→ REQUIREMENT:
Search the records for the word "screenshot". Copy every line where it appears.

[Component data from apps and pages]
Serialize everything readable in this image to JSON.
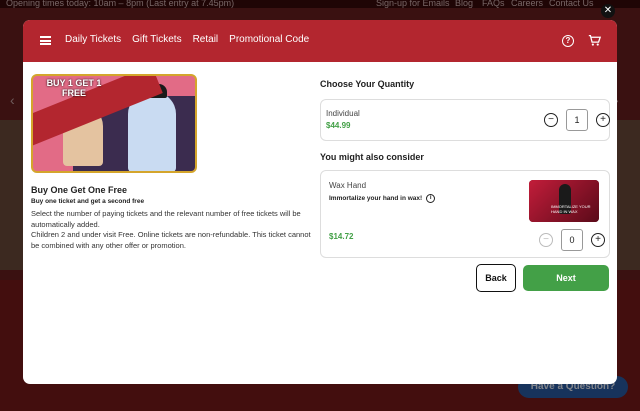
{
  "background": {
    "topbar_left": "Opening times today: 10am – 8pm (Last entry at 7.45pm)",
    "topbar_links": [
      "Sign-up for Emails",
      "Blog",
      "FAQs",
      "Careers",
      "Contact Us"
    ],
    "help_bubble": "Have a Question?"
  },
  "header": {
    "nav": [
      "Daily Tickets",
      "Gift Tickets",
      "Retail",
      "Promotional Code"
    ],
    "accent": "#b3262f"
  },
  "product": {
    "badge_line1": "BUY 1 GET 1",
    "badge_line2": "FREE",
    "title": "Buy One Get One Free",
    "subtitle": "Buy one ticket and get a second free",
    "description": [
      "Select the number of paying tickets and the relevant number of free tickets will be automatically added.",
      "Children 2 and under visit Free. Online tickets are non-refundable. This ticket cannot be combined with any other offer or promotion."
    ]
  },
  "quantity": {
    "heading": "Choose Your Quantity",
    "label": "Individual",
    "price": "$44.99",
    "value": "1"
  },
  "upsell": {
    "heading": "You might also consider",
    "name": "Wax Hand",
    "tagline": "Immortalize your hand in wax!",
    "price": "$14.72",
    "value": "0",
    "thumb_text": "IMMORTALIZE YOUR HAND IN WAX"
  },
  "actions": {
    "back": "Back",
    "next": "Next"
  },
  "colors": {
    "price_green": "#43a047",
    "next_green": "#43a047"
  }
}
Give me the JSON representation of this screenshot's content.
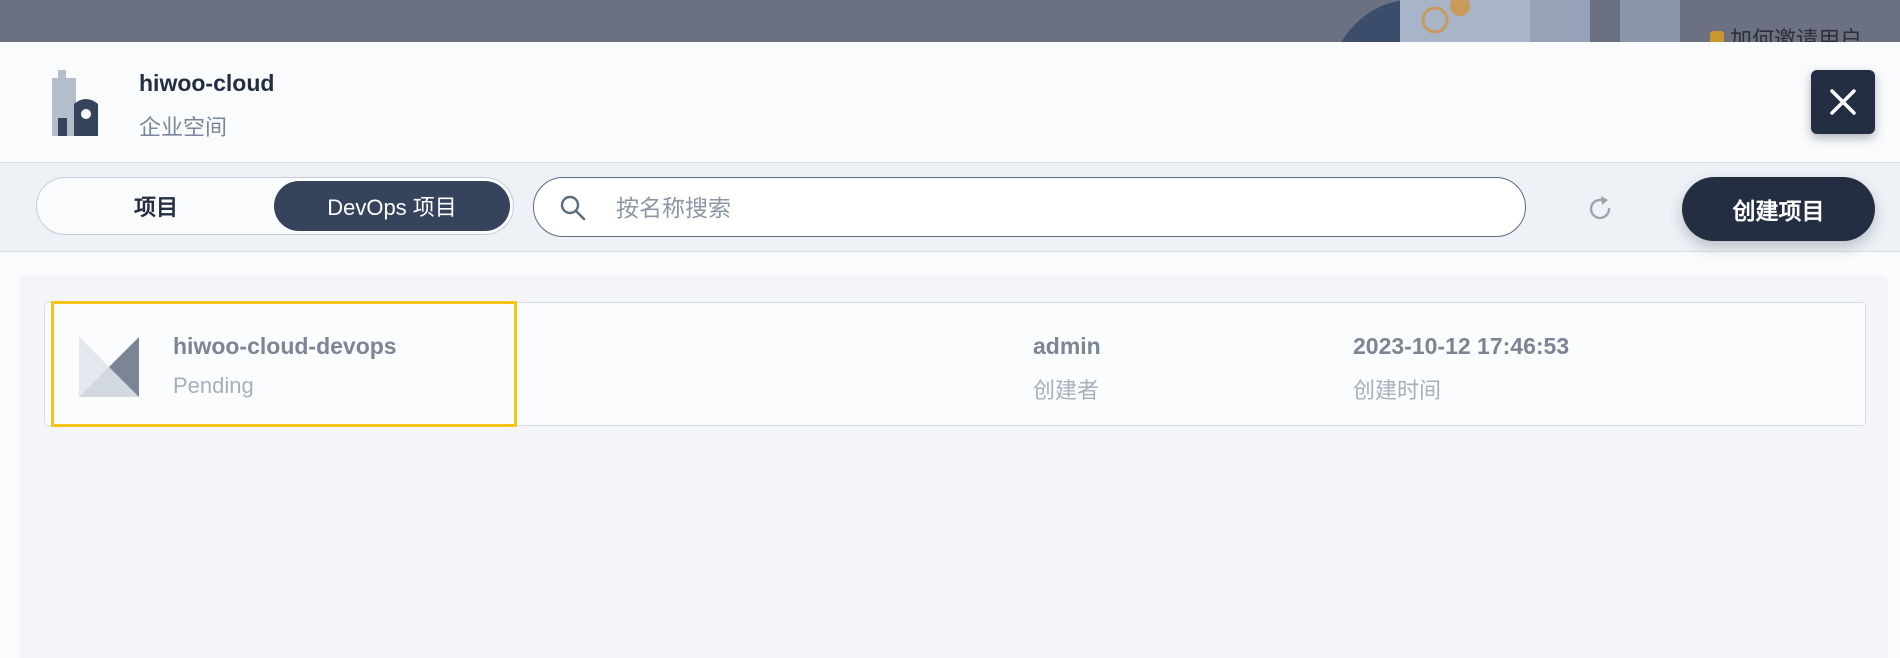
{
  "backdrop": {
    "tip_text": "加何邀请用户"
  },
  "workspace": {
    "name": "hiwoo-cloud",
    "type_label": "企业空间"
  },
  "toolbar": {
    "tabs": [
      {
        "label": "项目",
        "active": false
      },
      {
        "label": "DevOps 项目",
        "active": true
      }
    ],
    "search_placeholder": "按名称搜索",
    "search_value": "",
    "create_label": "创建项目"
  },
  "projects": [
    {
      "name": "hiwoo-cloud-devops",
      "status": "Pending",
      "creator": "admin",
      "creator_label": "创建者",
      "created_time": "2023-10-12 17:46:53",
      "created_time_label": "创建时间"
    }
  ],
  "colors": {
    "primary_dark": "#242e42",
    "tab_active": "#36435c",
    "highlight": "#f5c518",
    "muted_text": "#79879c"
  },
  "icons": {
    "workspace": "building-icon",
    "close": "close-icon",
    "search": "search-icon",
    "refresh": "refresh-icon",
    "project": "devops-project-icon"
  }
}
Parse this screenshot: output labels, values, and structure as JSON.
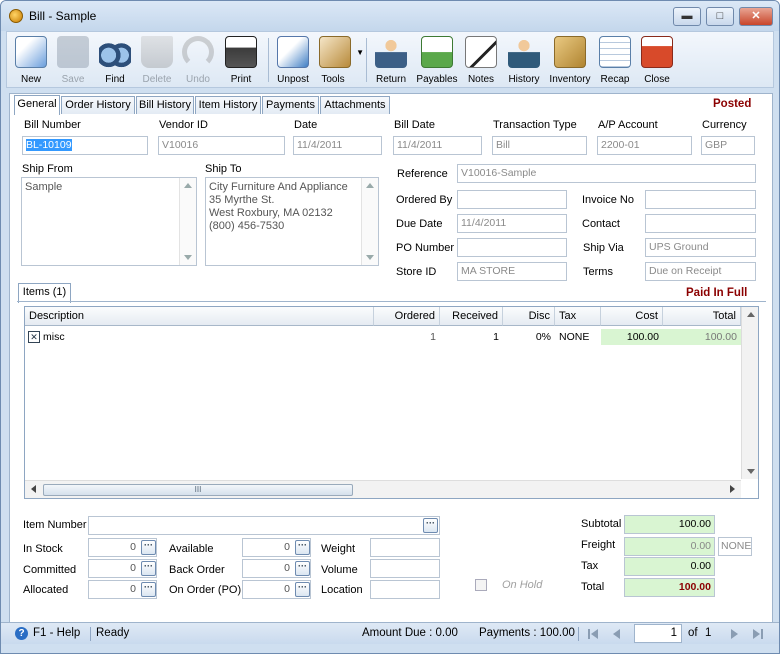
{
  "window": {
    "title": "Bill - Sample",
    "min_label": "▭",
    "max_label": "◻",
    "close_label": "✕"
  },
  "toolbar": [
    {
      "label": "New",
      "icon": "new-document-icon",
      "enabled": true
    },
    {
      "label": "Save",
      "icon": "floppy-disk-icon",
      "enabled": false
    },
    {
      "label": "Find",
      "icon": "binoculars-icon",
      "enabled": true
    },
    {
      "label": "Delete",
      "icon": "trash-bin-icon",
      "enabled": false
    },
    {
      "label": "Undo",
      "icon": "undo-arrow-icon",
      "enabled": false
    },
    {
      "label": "Print",
      "icon": "printer-icon",
      "enabled": true
    },
    {
      "label": "Unpost",
      "icon": "unpost-icon",
      "enabled": true
    },
    {
      "label": "Tools",
      "icon": "tools-icon",
      "enabled": true
    },
    {
      "label": "Return",
      "icon": "return-person-icon",
      "enabled": true
    },
    {
      "label": "Payables",
      "icon": "payables-money-icon",
      "enabled": true
    },
    {
      "label": "Notes",
      "icon": "notes-pen-icon",
      "enabled": true
    },
    {
      "label": "History",
      "icon": "history-person-icon",
      "enabled": true
    },
    {
      "label": "Inventory",
      "icon": "inventory-boxes-icon",
      "enabled": true
    },
    {
      "label": "Recap",
      "icon": "recap-sheet-icon",
      "enabled": true
    },
    {
      "label": "Close",
      "icon": "close-window-icon",
      "enabled": true
    }
  ],
  "tabs": [
    "General",
    "Order History",
    "Bill History",
    "Item History",
    "Payments",
    "Attachments"
  ],
  "status": "Posted",
  "header": {
    "bill_number_label": "Bill Number",
    "bill_number": "BL-10109",
    "vendor_id_label": "Vendor ID",
    "vendor_id": "V10016",
    "date_label": "Date",
    "date": "11/4/2011",
    "bill_date_label": "Bill Date",
    "bill_date": "11/4/2011",
    "transaction_type_label": "Transaction Type",
    "transaction_type": "Bill",
    "ap_account_label": "A/P Account",
    "ap_account": "2200-01",
    "currency_label": "Currency",
    "currency": "GBP"
  },
  "ship_from": {
    "label": "Ship From",
    "value": "Sample"
  },
  "ship_to": {
    "label": "Ship To",
    "lines": [
      "City Furniture And Appliance",
      "35 Myrthe St.",
      "West Roxbury, MA 02132",
      "(800) 456-7530"
    ]
  },
  "details": {
    "reference_label": "Reference",
    "reference": "V10016-Sample",
    "ordered_by_label": "Ordered By",
    "ordered_by": "",
    "invoice_no_label": "Invoice No",
    "invoice_no": "",
    "due_date_label": "Due Date",
    "due_date": "11/4/2011",
    "contact_label": "Contact",
    "contact": "",
    "po_number_label": "PO Number",
    "po_number": "",
    "ship_via_label": "Ship Via",
    "ship_via": "UPS Ground",
    "store_id_label": "Store ID",
    "store_id": "MA STORE",
    "terms_label": "Terms",
    "terms": "Due on Receipt"
  },
  "items": {
    "tab_label": "Items (1)",
    "status": "Paid In Full",
    "columns": [
      "Description",
      "Ordered",
      "Received",
      "Disc",
      "Tax",
      "Cost",
      "Total"
    ],
    "rows": [
      {
        "checkbox": "✕",
        "description": "misc",
        "ordered": "1",
        "received": "1",
        "disc": "0%",
        "tax": "NONE",
        "cost": "100.00",
        "total": "100.00"
      }
    ],
    "scroll_thumb": "III"
  },
  "item_info": {
    "item_number_label": "Item Number",
    "item_number": "",
    "in_stock_label": "In Stock",
    "in_stock": "0",
    "available_label": "Available",
    "available": "0",
    "weight_label": "Weight",
    "weight": "",
    "committed_label": "Committed",
    "committed": "0",
    "back_order_label": "Back Order",
    "back_order": "0",
    "volume_label": "Volume",
    "volume": "",
    "allocated_label": "Allocated",
    "allocated": "0",
    "on_order_label": "On Order (PO)",
    "on_order": "0",
    "location_label": "Location",
    "location": "",
    "on_hold_label": "On Hold",
    "dots": "···"
  },
  "totals": {
    "subtotal_label": "Subtotal",
    "subtotal": "100.00",
    "freight_label": "Freight",
    "freight": "0.00",
    "freight_tax": "NONE",
    "tax_label": "Tax",
    "tax": "0.00",
    "total_label": "Total",
    "total": "100.00"
  },
  "statusbar": {
    "help": "F1 - Help",
    "ready": "Ready",
    "amount_due": "Amount Due : 0.00",
    "payments": "Payments : 100.00",
    "page": "1",
    "of": "of",
    "pages": "1"
  },
  "colors": {
    "posted": "#8b0000",
    "cost_highlight": "#d9f5d2",
    "total_highlight": "#c6f0bc"
  }
}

→ ANSWER TO THIS TASK:
Give me the JSON representation of this screenshot's content.
Parse this screenshot: output labels, values, and structure as JSON.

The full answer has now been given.